Segment Start: The records

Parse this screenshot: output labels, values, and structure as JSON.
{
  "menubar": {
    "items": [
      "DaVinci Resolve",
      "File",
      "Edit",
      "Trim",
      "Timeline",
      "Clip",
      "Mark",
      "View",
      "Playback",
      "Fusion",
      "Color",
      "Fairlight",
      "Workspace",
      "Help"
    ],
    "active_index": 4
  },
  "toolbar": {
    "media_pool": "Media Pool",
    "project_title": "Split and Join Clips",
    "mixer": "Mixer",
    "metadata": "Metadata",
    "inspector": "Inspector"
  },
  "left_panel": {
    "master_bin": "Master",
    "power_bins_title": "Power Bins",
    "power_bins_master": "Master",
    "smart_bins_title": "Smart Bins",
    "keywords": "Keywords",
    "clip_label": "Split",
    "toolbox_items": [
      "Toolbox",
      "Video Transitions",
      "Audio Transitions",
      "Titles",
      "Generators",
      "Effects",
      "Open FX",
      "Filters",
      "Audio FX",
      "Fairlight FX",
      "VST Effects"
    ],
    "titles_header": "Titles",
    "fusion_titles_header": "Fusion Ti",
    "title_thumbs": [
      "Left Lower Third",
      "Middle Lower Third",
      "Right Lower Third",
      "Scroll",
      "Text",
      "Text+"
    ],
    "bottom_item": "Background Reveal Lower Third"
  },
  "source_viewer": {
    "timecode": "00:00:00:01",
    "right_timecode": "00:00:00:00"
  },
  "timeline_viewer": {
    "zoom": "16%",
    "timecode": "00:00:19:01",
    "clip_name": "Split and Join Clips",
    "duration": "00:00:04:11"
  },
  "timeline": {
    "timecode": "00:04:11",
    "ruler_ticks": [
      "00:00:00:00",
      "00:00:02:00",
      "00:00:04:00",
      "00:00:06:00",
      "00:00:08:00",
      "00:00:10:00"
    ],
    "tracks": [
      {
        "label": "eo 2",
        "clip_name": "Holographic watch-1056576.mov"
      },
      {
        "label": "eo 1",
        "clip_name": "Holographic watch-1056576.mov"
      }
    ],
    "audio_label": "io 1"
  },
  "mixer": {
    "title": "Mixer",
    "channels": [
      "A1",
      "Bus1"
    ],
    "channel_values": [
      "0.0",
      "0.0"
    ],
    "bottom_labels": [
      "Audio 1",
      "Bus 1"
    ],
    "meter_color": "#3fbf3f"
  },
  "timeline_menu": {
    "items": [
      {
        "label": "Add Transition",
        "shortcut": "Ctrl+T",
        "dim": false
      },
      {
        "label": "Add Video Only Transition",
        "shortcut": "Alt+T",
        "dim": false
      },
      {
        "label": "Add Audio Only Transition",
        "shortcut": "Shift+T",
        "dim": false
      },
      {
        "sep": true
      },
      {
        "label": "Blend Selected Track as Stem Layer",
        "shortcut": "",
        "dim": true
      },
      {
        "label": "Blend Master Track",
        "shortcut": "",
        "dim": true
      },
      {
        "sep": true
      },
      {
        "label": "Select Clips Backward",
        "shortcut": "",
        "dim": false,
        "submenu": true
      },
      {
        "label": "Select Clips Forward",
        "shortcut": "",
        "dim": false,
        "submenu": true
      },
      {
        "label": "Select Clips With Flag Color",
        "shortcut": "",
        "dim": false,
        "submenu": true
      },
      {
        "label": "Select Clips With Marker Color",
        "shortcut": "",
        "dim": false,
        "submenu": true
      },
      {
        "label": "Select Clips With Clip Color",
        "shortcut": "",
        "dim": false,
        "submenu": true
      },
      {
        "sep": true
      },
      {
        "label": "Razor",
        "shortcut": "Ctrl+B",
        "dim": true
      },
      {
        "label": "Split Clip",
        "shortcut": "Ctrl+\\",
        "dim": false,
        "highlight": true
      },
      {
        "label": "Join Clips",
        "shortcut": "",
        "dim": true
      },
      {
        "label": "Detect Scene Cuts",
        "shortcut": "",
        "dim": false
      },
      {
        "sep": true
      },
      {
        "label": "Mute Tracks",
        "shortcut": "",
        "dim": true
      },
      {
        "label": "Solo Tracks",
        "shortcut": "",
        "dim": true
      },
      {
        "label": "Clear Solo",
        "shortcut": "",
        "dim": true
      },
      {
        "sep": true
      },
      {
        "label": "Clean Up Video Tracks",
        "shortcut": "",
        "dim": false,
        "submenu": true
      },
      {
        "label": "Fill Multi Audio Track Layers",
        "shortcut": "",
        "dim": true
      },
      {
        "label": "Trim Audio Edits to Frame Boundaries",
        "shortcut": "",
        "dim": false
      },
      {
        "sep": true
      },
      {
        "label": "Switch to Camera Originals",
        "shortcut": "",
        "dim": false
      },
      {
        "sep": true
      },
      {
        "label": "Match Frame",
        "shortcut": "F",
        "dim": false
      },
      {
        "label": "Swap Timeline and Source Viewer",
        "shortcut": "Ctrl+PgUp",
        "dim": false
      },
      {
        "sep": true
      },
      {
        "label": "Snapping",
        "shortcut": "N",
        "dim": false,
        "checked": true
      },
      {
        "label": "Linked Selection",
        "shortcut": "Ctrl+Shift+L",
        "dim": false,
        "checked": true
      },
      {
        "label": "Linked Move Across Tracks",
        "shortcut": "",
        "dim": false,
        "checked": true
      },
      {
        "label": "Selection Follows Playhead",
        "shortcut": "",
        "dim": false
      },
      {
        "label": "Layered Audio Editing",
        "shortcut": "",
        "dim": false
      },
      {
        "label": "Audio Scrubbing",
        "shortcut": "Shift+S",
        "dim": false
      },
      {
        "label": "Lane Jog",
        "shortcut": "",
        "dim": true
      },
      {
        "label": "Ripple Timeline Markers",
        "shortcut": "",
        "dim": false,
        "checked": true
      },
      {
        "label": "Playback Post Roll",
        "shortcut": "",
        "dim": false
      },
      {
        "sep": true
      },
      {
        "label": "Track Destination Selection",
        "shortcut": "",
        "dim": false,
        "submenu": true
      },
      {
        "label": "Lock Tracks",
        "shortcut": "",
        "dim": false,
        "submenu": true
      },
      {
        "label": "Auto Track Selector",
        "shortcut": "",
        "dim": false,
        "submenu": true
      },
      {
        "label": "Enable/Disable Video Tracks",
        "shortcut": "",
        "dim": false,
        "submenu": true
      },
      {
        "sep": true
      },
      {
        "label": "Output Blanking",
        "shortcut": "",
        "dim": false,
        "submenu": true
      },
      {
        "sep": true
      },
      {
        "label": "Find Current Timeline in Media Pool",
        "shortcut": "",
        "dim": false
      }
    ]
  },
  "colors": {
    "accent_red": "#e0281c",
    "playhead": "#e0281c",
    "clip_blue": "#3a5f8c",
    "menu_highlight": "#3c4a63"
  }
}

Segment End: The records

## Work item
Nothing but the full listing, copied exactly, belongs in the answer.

## Written solution
Parse this screenshot: output labels, values, and structure as JSON.
{
  "menubar": {
    "items": [
      "DaVinci Resolve",
      "File",
      "Edit",
      "Trim",
      "Timeline",
      "Clip",
      "Mark",
      "View",
      "Playback",
      "Fusion",
      "Color",
      "Fairlight",
      "Workspace",
      "Help"
    ],
    "active_index": 4
  },
  "toolbar": {
    "media_pool": "Media Pool",
    "project_title": "Split and Join Clips",
    "mixer": "Mixer",
    "metadata": "Metadata",
    "inspector": "Inspector"
  },
  "left_panel": {
    "master_bin": "Master",
    "power_bins_title": "Power Bins",
    "power_bins_master": "Master",
    "smart_bins_title": "Smart Bins",
    "keywords": "Keywords",
    "clip_label": "Split",
    "toolbox_items": [
      "Toolbox",
      "Video Transitions",
      "Audio Transitions",
      "Titles",
      "Generators",
      "Effects",
      "Open FX",
      "Filters",
      "Audio FX",
      "Fairlight FX",
      "VST Effects"
    ],
    "titles_header": "Titles",
    "fusion_titles_header": "Fusion Ti",
    "title_thumbs": [
      "Left Lower Third",
      "Middle Lower Third",
      "Right Lower Third",
      "Scroll",
      "Text",
      "Text+"
    ],
    "bottom_item": "Background Reveal Lower Third"
  },
  "source_viewer": {
    "timecode": "00:00:00:01",
    "right_timecode": "00:00:00:00"
  },
  "timeline_viewer": {
    "zoom": "16%",
    "timecode": "00:00:19:01",
    "clip_name": "Split and Join Clips",
    "duration": "00:00:04:11"
  },
  "timeline": {
    "timecode": "00:04:11",
    "ruler_ticks": [
      "00:00:00:00",
      "00:00:02:00",
      "00:00:04:00",
      "00:00:06:00",
      "00:00:08:00",
      "00:00:10:00"
    ],
    "tracks": [
      {
        "label": "eo 2",
        "clip_name": "Holographic watch-1056576.mov"
      },
      {
        "label": "eo 1",
        "clip_name": "Holographic watch-1056576.mov"
      }
    ],
    "audio_label": "io 1"
  },
  "mixer": {
    "title": "Mixer",
    "channels": [
      "A1",
      "Bus1"
    ],
    "channel_values": [
      "0.0",
      "0.0"
    ],
    "bottom_labels": [
      "Audio 1",
      "Bus 1"
    ],
    "meter_color": "#3fbf3f"
  },
  "timeline_menu": {
    "items": [
      {
        "label": "Add Transition",
        "shortcut": "Ctrl+T",
        "dim": false
      },
      {
        "label": "Add Video Only Transition",
        "shortcut": "Alt+T",
        "dim": false
      },
      {
        "label": "Add Audio Only Transition",
        "shortcut": "Shift+T",
        "dim": false
      },
      {
        "sep": true
      },
      {
        "label": "Blend Selected Track as Stem Layer",
        "shortcut": "",
        "dim": true
      },
      {
        "label": "Blend Master Track",
        "shortcut": "",
        "dim": true
      },
      {
        "sep": true
      },
      {
        "label": "Select Clips Backward",
        "shortcut": "",
        "dim": false,
        "submenu": true
      },
      {
        "label": "Select Clips Forward",
        "shortcut": "",
        "dim": false,
        "submenu": true
      },
      {
        "label": "Select Clips With Flag Color",
        "shortcut": "",
        "dim": false,
        "submenu": true
      },
      {
        "label": "Select Clips With Marker Color",
        "shortcut": "",
        "dim": false,
        "submenu": true
      },
      {
        "label": "Select Clips With Clip Color",
        "shortcut": "",
        "dim": false,
        "submenu": true
      },
      {
        "sep": true
      },
      {
        "label": "Razor",
        "shortcut": "Ctrl+B",
        "dim": true
      },
      {
        "label": "Split Clip",
        "shortcut": "Ctrl+\\",
        "dim": false,
        "highlight": true
      },
      {
        "label": "Join Clips",
        "shortcut": "",
        "dim": true
      },
      {
        "label": "Detect Scene Cuts",
        "shortcut": "",
        "dim": false
      },
      {
        "sep": true
      },
      {
        "label": "Mute Tracks",
        "shortcut": "",
        "dim": true
      },
      {
        "label": "Solo Tracks",
        "shortcut": "",
        "dim": true
      },
      {
        "label": "Clear Solo",
        "shortcut": "",
        "dim": true
      },
      {
        "sep": true
      },
      {
        "label": "Clean Up Video Tracks",
        "shortcut": "",
        "dim": false,
        "submenu": true
      },
      {
        "label": "Fill Multi Audio Track Layers",
        "shortcut": "",
        "dim": true
      },
      {
        "label": "Trim Audio Edits to Frame Boundaries",
        "shortcut": "",
        "dim": false
      },
      {
        "sep": true
      },
      {
        "label": "Switch to Camera Originals",
        "shortcut": "",
        "dim": false
      },
      {
        "sep": true
      },
      {
        "label": "Match Frame",
        "shortcut": "F",
        "dim": false
      },
      {
        "label": "Swap Timeline and Source Viewer",
        "shortcut": "Ctrl+PgUp",
        "dim": false
      },
      {
        "sep": true
      },
      {
        "label": "Snapping",
        "shortcut": "N",
        "dim": false,
        "checked": true
      },
      {
        "label": "Linked Selection",
        "shortcut": "Ctrl+Shift+L",
        "dim": false,
        "checked": true
      },
      {
        "label": "Linked Move Across Tracks",
        "shortcut": "",
        "dim": false,
        "checked": true
      },
      {
        "label": "Selection Follows Playhead",
        "shortcut": "",
        "dim": false
      },
      {
        "label": "Layered Audio Editing",
        "shortcut": "",
        "dim": false
      },
      {
        "label": "Audio Scrubbing",
        "shortcut": "Shift+S",
        "dim": false
      },
      {
        "label": "Lane Jog",
        "shortcut": "",
        "dim": true
      },
      {
        "label": "Ripple Timeline Markers",
        "shortcut": "",
        "dim": false,
        "checked": true
      },
      {
        "label": "Playback Post Roll",
        "shortcut": "",
        "dim": false
      },
      {
        "sep": true
      },
      {
        "label": "Track Destination Selection",
        "shortcut": "",
        "dim": false,
        "submenu": true
      },
      {
        "label": "Lock Tracks",
        "shortcut": "",
        "dim": false,
        "submenu": true
      },
      {
        "label": "Auto Track Selector",
        "shortcut": "",
        "dim": false,
        "submenu": true
      },
      {
        "label": "Enable/Disable Video Tracks",
        "shortcut": "",
        "dim": false,
        "submenu": true
      },
      {
        "sep": true
      },
      {
        "label": "Output Blanking",
        "shortcut": "",
        "dim": false,
        "submenu": true
      },
      {
        "sep": true
      },
      {
        "label": "Find Current Timeline in Media Pool",
        "shortcut": "",
        "dim": false
      }
    ]
  },
  "colors": {
    "accent_red": "#e0281c",
    "playhead": "#e0281c",
    "clip_blue": "#3a5f8c",
    "menu_highlight": "#3c4a63"
  }
}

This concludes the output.